The problem
Your reply should be made up of every line in the records below that holds the string "title".
---
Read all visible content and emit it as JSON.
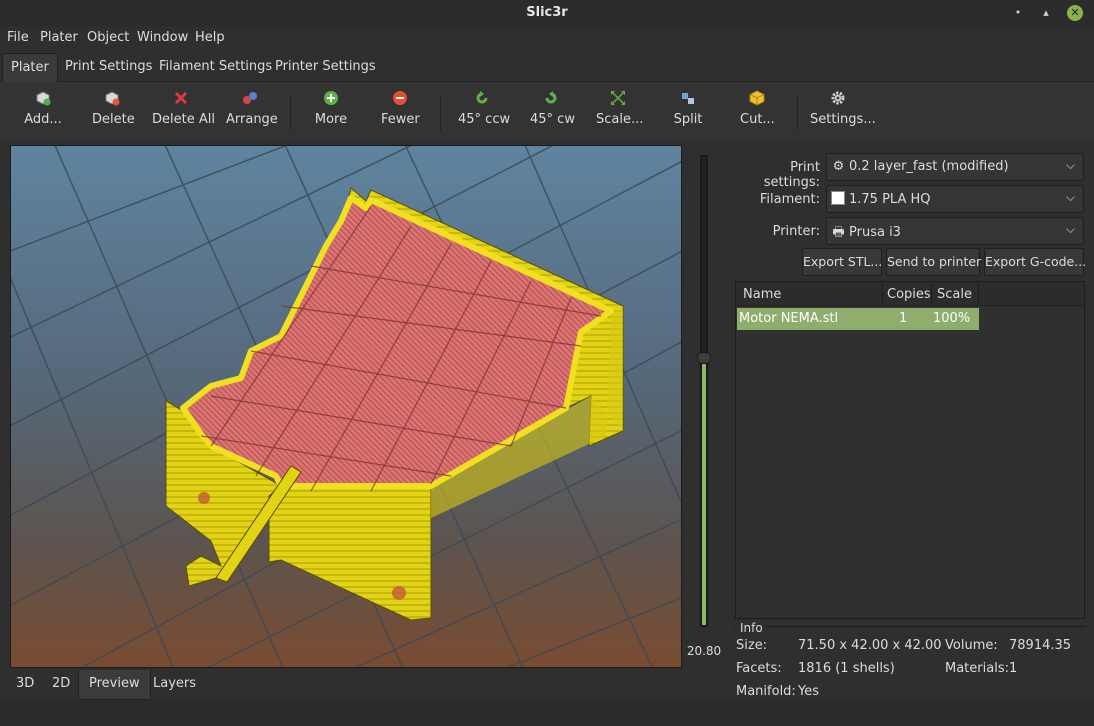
{
  "window": {
    "title": "Slic3r",
    "minimize_glyph": "•",
    "maximize_glyph": "▴",
    "close_glyph": "✕"
  },
  "menu": [
    "File",
    "Plater",
    "Object",
    "Window",
    "Help"
  ],
  "tabs": [
    "Plater",
    "Print Settings",
    "Filament Settings",
    "Printer Settings"
  ],
  "toolbar": [
    {
      "label": "Add...",
      "icon": "add-icon"
    },
    {
      "label": "Delete",
      "icon": "delete-icon"
    },
    {
      "label": "Delete All",
      "icon": "delete-all-icon"
    },
    {
      "label": "Arrange",
      "icon": "arrange-icon"
    },
    {
      "label": "More",
      "icon": "plus-icon"
    },
    {
      "label": "Fewer",
      "icon": "minus-icon"
    },
    {
      "label": "45° ccw",
      "icon": "rotate-ccw-icon"
    },
    {
      "label": "45° cw",
      "icon": "rotate-cw-icon"
    },
    {
      "label": "Scale...",
      "icon": "scale-icon"
    },
    {
      "label": "Split",
      "icon": "split-icon"
    },
    {
      "label": "Cut...",
      "icon": "cut-icon"
    },
    {
      "label": "Settings...",
      "icon": "gear-icon"
    }
  ],
  "layer_slider": {
    "value": "20.80",
    "level_fraction": 0.57
  },
  "view_tabs": [
    "3D",
    "2D",
    "Preview",
    "Layers"
  ],
  "settings": {
    "print_label": "Print settings:",
    "print_value": "0.2 layer_fast (modified)",
    "filament_label": "Filament:",
    "filament_value": "1.75 PLA HQ",
    "printer_label": "Printer:",
    "printer_value": "Prusa i3",
    "arrow": "⌵",
    "gear_glyph": "⚙",
    "printer_glyph": "🖶"
  },
  "actions": {
    "export_stl": "Export STL...",
    "send": "Send to printer",
    "export_gcode": "Export G-code..."
  },
  "object_list": {
    "columns": [
      "Name",
      "Copies",
      "Scale"
    ],
    "rows": [
      {
        "name": "Motor NEMA.stl",
        "copies": "1",
        "scale": "100%"
      }
    ]
  },
  "info": {
    "title": "Info",
    "size_label": "Size:",
    "size_value": "71.50 x 42.00 x 42.00",
    "volume_label": "Volume:",
    "volume_value": "78914.35",
    "facets_label": "Facets:",
    "facets_value": "1816 (1 shells)",
    "materials_label": "Materials:",
    "materials_value": "1",
    "manifold_label": "Manifold:",
    "manifold_value": "Yes"
  },
  "colors": {
    "accent": "#8cb46c",
    "perimeter": "#e8dc14",
    "infill": "#d96b6b",
    "bed_top": "#5c7e96",
    "bed_bottom": "#7a4a2e"
  }
}
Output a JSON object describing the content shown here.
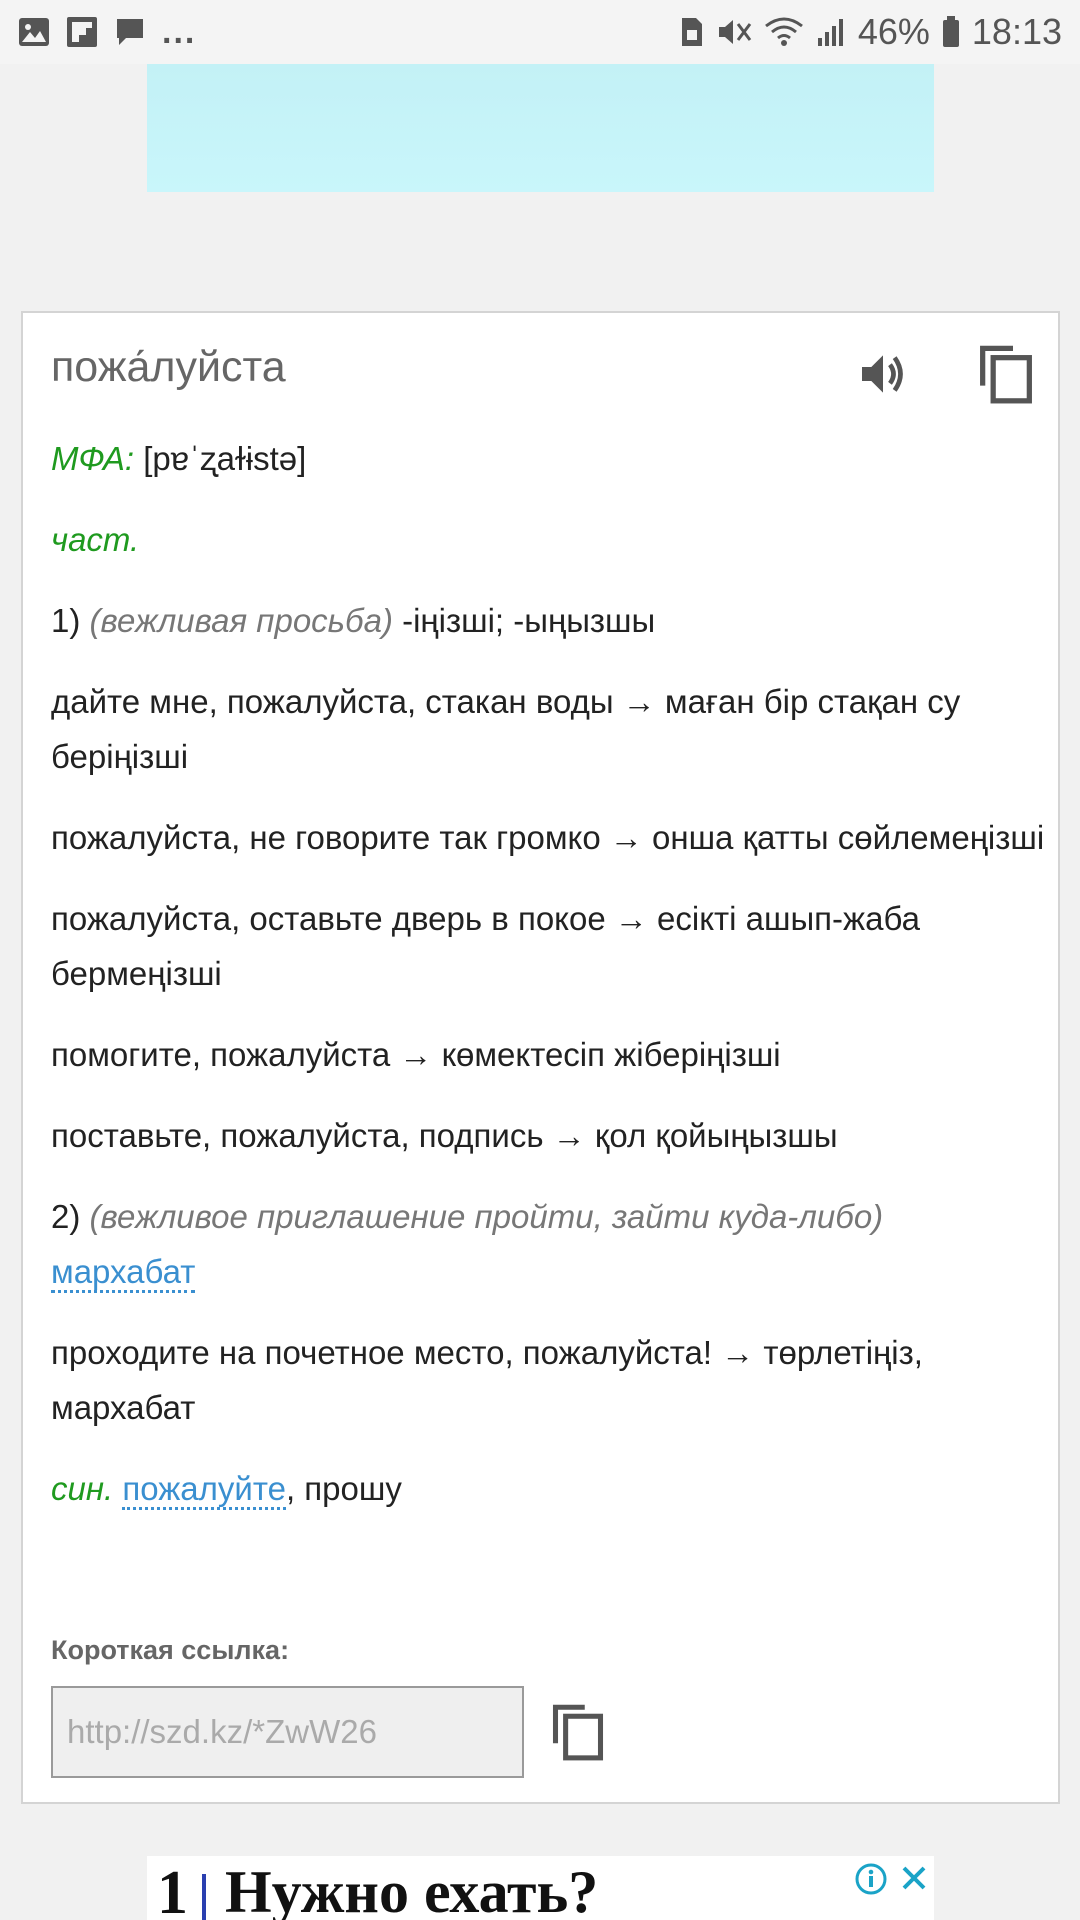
{
  "status_bar": {
    "left_icons": [
      "image-icon",
      "flipboard-icon",
      "message-icon"
    ],
    "ellipsis": "...",
    "right_icons": [
      "sim-icon",
      "mute-icon",
      "wifi-icon",
      "signal-icon",
      "battery-icon"
    ],
    "battery": "46%",
    "time": "18:13"
  },
  "entry": {
    "headword": "пожа́луйста",
    "speaker_icon": "speaker-icon",
    "copy_icon": "copy-icon",
    "ipa_label": "МФА:",
    "ipa": "[pɐˈʐaɫɨstə]",
    "pos": "част.",
    "sense1_num": "1)",
    "sense1_note": "(вежливая просьба)",
    "sense1_translation": "-іңізші; -ыңызшы",
    "examples1": [
      "дайте мне, пожалуйста, стакан воды → маған бір стақан су беріңізші",
      "пожалуйста, не говорите так громко → онша қатты сөйлемеңізші",
      "пожалуйста, оставьте дверь в покое → есікті ашып-жаба бермеңізші",
      "помогите, пожалуйста → көмектесіп жіберіңізші",
      "поставьте, пожалуйста, подпись → қол қойыңызшы"
    ],
    "sense2_num": "2)",
    "sense2_note": "(вежливое приглашение пройти, зайти куда-либо)",
    "sense2_link": "мархабат",
    "example2": "проходите на почетное место, пожалуйста! → төрлетіңіз, мархабат",
    "syn_label": "син.",
    "syn_link": "пожалуйте",
    "syn_rest": ", прошу"
  },
  "short_link": {
    "label": "Короткая ссылка:",
    "placeholder": "http://szd.kz/*ZwW26",
    "copy_icon": "copy-icon"
  },
  "bottom_ad": {
    "number": "1",
    "title": "Нужно ехать?",
    "info_icon": "info-icon",
    "close_icon": "close-icon"
  },
  "colors": {
    "accent_green": "#1f9a1f",
    "link_blue": "#3a8fd0",
    "ad_bg": "#c6f4f9"
  }
}
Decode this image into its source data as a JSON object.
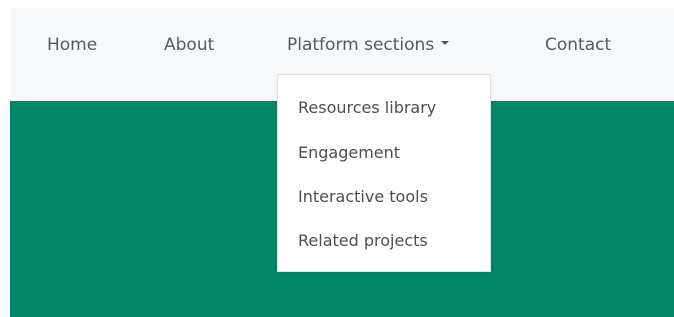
{
  "nav": {
    "home": "Home",
    "about": "About",
    "platform": "Platform sections",
    "contact": "Contact"
  },
  "dropdown": {
    "items": [
      "Resources library",
      "Engagement",
      "Interactive tools",
      "Related projects"
    ]
  },
  "colors": {
    "navbar_bg": "#f8f9fa",
    "hero_bg": "#00876a",
    "nav_text": "#555a60"
  },
  "icons": {
    "platform_caret": "caret-down-icon"
  }
}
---
Answer section
    "title": "Slic3r",
    "title": "Info",
    "title": "Нужно ехать?",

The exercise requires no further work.